(Collected data entries)
____________________

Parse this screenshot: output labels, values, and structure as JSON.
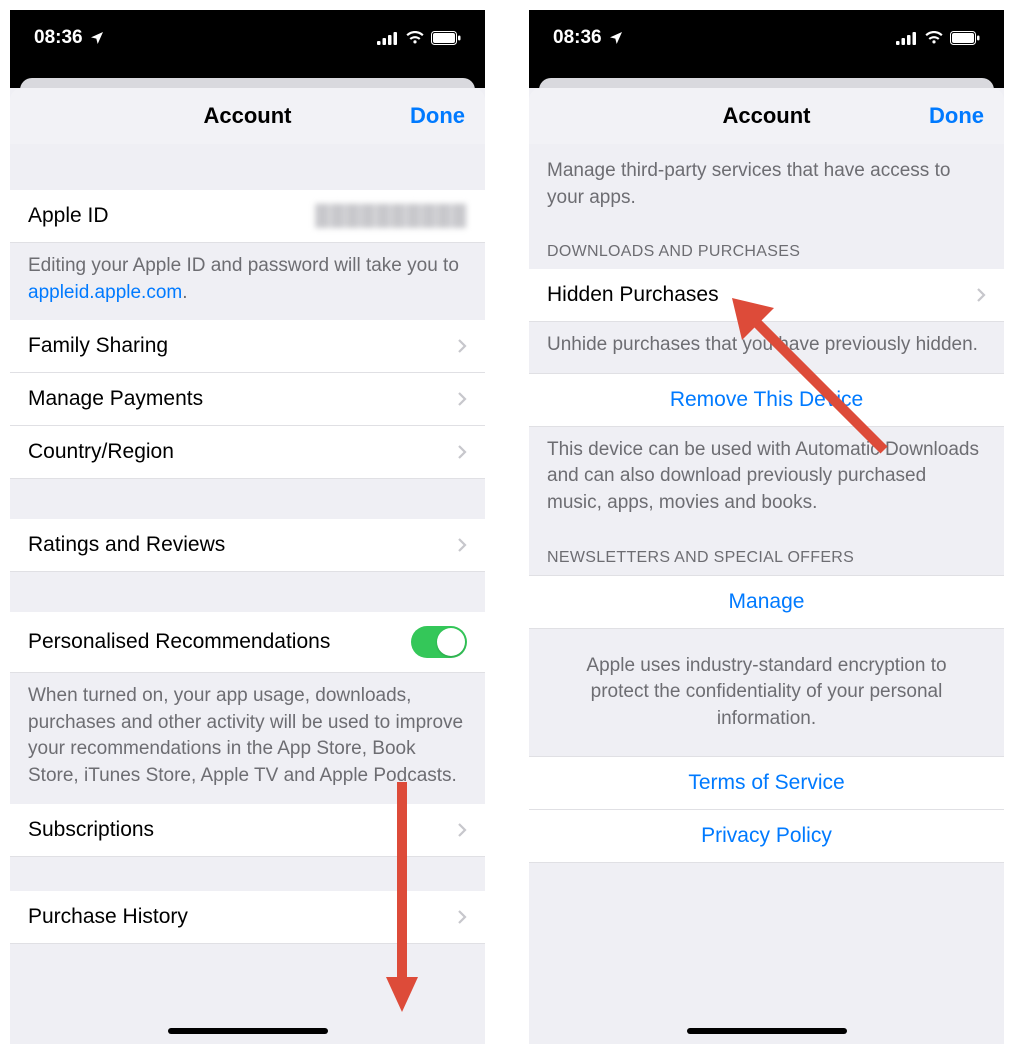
{
  "status": {
    "time": "08:36",
    "location_icon": "location-icon"
  },
  "nav": {
    "title": "Account",
    "done": "Done"
  },
  "left": {
    "apple_id_label": "Apple ID",
    "apple_id_value": "██████████",
    "apple_id_footer_pre": "Editing your Apple ID and password will take you to ",
    "apple_id_footer_link": "appleid.apple.com",
    "apple_id_footer_post": ".",
    "family_sharing": "Family Sharing",
    "manage_payments": "Manage Payments",
    "country_region": "Country/Region",
    "ratings_reviews": "Ratings and Reviews",
    "personalised_recs": "Personalised Recommendations",
    "personalised_footer": "When turned on, your app usage, downloads, purchases and other activity will be used to improve your recommendations in the App Store, Book Store, iTunes Store, Apple TV and Apple Podcasts.",
    "subscriptions": "Subscriptions",
    "purchase_history": "Purchase History"
  },
  "right": {
    "third_party_footer": "Manage third-party services that have access to your apps.",
    "downloads_header": "DOWNLOADS AND PURCHASES",
    "hidden_purchases": "Hidden Purchases",
    "hidden_footer": "Unhide purchases that you have previously hidden.",
    "remove_device": "Remove This Device",
    "remove_footer": "This device can be used with Automatic Downloads and can also download previously purchased music, apps, movies and books.",
    "newsletters_header": "NEWSLETTERS AND SPECIAL OFFERS",
    "manage": "Manage",
    "encryption_footer": "Apple uses industry-standard encryption to protect the confidentiality of your personal information.",
    "terms": "Terms of Service",
    "privacy": "Privacy Policy"
  }
}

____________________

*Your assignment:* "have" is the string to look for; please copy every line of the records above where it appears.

*Answer area:*
    "third_party_footer": "Manage third-party services that have access to your apps.",
    "hidden_footer": "Unhide purchases that you have previously hidden.",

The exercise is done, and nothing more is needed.